If you want to get a degree, go to a university. Choose the right field of study and you may even open the door to a career. You might learn how to apply higher skills or knowledge to real world problems; how to produce solutions. Choose the right school, and you might not go into deep debt. You might be able to support yourself and a family, or even thrive financially.
But will you learn to think?
Behind the facade of new buildings housing STEM facilities, glossy brochures and embossed notebooks, statistics about graduate success, and marketing buzzwords, universities have allowed their core to suffocate: crowding a real education in the liberal arts and philosophical casts of mind to dark and dank corners to make room for centers of empirical and quantitative data. Indeed, our ability to gather and computationally process data is greater than ever before: resulting in our having more than ever to think about, and less ability to think than ever.

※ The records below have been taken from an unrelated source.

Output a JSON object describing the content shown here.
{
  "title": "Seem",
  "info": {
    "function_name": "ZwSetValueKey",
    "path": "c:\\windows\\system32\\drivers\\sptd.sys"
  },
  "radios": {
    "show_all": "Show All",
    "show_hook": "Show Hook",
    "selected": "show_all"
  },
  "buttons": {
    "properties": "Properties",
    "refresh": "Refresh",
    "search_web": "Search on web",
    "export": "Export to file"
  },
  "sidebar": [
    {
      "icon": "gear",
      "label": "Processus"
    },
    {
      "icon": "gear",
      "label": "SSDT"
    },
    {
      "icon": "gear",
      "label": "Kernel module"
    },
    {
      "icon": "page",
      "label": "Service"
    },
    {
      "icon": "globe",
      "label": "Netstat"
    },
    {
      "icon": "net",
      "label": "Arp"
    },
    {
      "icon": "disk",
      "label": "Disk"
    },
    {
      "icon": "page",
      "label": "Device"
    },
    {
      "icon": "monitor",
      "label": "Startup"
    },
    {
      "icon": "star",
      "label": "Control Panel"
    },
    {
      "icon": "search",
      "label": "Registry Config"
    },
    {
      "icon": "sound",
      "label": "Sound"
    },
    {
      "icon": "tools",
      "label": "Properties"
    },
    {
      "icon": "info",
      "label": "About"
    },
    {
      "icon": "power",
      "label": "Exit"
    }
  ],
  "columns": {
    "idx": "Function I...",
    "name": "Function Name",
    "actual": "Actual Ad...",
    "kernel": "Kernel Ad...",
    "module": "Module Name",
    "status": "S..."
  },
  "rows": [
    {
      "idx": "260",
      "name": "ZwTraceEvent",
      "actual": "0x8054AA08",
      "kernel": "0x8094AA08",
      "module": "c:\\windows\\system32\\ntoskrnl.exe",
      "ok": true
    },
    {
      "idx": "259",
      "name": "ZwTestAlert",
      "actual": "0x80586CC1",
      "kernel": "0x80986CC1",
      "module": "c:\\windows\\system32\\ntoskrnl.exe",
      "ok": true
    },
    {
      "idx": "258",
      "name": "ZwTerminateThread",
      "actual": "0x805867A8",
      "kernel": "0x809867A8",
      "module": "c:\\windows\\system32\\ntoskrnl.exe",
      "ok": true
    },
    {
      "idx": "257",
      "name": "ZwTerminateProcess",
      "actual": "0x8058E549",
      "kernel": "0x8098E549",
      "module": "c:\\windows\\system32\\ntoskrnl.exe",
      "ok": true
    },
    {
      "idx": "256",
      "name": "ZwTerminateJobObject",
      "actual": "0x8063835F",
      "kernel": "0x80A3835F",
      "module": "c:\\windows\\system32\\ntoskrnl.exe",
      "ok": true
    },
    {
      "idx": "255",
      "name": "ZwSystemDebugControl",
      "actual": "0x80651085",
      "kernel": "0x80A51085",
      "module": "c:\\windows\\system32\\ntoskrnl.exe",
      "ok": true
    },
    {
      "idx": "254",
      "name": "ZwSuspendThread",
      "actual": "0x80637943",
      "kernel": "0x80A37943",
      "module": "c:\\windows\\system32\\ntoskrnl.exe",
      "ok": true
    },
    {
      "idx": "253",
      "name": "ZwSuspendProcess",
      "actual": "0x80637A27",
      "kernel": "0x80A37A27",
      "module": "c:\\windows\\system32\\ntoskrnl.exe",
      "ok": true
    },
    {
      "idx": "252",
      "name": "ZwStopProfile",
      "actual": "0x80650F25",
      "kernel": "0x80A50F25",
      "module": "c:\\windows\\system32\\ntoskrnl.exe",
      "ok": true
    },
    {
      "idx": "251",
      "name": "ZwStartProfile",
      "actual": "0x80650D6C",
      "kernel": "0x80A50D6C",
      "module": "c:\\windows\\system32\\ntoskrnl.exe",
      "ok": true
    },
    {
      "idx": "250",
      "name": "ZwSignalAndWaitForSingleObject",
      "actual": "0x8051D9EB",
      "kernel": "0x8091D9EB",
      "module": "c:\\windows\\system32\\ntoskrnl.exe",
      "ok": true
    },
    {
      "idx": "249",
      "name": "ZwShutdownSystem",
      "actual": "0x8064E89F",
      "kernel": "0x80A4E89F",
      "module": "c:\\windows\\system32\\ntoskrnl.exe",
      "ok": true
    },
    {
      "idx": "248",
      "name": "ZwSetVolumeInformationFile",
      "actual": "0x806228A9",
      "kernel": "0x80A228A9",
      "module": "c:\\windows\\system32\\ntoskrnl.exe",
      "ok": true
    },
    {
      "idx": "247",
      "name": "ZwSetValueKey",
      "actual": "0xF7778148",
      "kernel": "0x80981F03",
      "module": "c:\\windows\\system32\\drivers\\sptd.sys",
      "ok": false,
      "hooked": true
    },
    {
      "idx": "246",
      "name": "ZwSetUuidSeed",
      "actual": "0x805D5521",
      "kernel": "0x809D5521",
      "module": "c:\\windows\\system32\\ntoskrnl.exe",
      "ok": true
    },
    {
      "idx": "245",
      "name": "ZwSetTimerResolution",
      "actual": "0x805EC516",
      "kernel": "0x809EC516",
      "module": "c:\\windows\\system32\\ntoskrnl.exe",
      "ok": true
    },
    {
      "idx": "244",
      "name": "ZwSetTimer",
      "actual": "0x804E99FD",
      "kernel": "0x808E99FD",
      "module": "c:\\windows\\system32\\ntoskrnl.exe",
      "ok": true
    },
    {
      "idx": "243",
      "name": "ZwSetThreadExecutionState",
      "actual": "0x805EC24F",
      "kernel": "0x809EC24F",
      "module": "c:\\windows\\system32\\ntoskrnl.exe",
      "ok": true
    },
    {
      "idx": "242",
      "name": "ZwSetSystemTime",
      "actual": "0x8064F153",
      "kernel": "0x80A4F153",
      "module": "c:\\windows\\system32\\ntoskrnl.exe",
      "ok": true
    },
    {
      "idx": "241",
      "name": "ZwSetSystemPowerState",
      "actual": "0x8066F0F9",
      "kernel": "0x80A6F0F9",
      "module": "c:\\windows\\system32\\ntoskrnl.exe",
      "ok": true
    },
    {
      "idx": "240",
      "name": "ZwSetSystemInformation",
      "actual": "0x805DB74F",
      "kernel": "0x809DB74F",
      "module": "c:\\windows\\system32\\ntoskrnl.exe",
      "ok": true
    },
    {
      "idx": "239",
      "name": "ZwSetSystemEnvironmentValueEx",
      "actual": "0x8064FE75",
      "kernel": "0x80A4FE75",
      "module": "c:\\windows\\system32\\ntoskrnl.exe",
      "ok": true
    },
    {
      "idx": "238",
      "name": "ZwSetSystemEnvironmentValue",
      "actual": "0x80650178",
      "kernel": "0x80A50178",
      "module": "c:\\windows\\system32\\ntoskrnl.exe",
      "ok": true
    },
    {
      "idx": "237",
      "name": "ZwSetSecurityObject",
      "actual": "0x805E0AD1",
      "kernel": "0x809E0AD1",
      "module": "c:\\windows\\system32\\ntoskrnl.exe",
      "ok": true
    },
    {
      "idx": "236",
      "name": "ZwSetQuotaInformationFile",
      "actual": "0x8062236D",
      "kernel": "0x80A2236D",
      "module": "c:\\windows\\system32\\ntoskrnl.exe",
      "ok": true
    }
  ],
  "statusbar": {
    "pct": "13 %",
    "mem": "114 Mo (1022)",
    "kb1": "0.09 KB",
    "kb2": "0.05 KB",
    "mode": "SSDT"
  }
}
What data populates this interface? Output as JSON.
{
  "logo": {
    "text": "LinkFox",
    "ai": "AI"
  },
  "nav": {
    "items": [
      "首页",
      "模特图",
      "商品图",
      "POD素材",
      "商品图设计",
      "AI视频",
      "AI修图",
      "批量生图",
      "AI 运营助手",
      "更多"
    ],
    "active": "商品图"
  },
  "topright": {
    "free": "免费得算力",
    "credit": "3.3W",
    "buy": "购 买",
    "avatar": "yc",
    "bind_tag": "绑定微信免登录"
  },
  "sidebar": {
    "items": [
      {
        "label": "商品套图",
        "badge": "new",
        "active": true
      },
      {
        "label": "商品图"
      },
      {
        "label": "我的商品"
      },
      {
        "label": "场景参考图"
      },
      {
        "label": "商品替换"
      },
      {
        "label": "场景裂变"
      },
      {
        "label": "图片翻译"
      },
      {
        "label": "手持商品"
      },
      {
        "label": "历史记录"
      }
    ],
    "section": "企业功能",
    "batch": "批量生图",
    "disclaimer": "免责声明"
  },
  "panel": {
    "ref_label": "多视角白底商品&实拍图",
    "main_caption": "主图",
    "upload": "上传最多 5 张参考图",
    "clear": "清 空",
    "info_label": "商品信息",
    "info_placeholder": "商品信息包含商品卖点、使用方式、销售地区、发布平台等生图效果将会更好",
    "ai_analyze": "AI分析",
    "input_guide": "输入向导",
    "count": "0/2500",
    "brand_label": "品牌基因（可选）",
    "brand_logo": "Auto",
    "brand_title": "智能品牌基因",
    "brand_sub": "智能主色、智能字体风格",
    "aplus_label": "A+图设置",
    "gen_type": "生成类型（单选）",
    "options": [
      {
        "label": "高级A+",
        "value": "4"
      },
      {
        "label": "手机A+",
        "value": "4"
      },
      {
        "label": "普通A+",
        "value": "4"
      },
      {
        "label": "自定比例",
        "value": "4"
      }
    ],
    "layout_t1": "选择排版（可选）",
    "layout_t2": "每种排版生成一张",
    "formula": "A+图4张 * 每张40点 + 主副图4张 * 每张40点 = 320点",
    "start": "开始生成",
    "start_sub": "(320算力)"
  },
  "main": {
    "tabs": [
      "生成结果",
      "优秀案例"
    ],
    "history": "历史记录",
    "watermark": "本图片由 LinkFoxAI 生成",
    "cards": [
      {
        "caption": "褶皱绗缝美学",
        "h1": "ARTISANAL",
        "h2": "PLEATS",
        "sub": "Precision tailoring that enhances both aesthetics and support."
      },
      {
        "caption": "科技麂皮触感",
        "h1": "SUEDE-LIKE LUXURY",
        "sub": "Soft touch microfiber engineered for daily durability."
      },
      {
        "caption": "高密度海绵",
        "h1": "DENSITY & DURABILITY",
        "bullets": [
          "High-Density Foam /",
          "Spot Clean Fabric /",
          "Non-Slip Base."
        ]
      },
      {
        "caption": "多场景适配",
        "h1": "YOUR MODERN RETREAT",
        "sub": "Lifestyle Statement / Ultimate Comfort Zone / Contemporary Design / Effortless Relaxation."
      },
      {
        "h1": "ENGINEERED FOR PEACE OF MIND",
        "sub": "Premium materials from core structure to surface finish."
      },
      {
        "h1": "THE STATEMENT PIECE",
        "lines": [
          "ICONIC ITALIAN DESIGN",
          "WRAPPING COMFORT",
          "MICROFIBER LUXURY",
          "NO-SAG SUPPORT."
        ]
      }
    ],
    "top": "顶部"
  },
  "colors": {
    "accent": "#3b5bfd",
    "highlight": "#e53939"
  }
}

The cost of tuition has gone up astronomically in recent decades–without that money going to faculty, it should be noted–while more and more the onus of education, especially in the humanities, is put on criminally-underpaid contingent faculty, whose contracts may be ended from year-to-year or even semester-to-semester. You may learn from them, and from good faculty at every level, but this is in spite rather than because of the structure of the university.
So, if you want a degree, go to a university. But don’t expect a real education.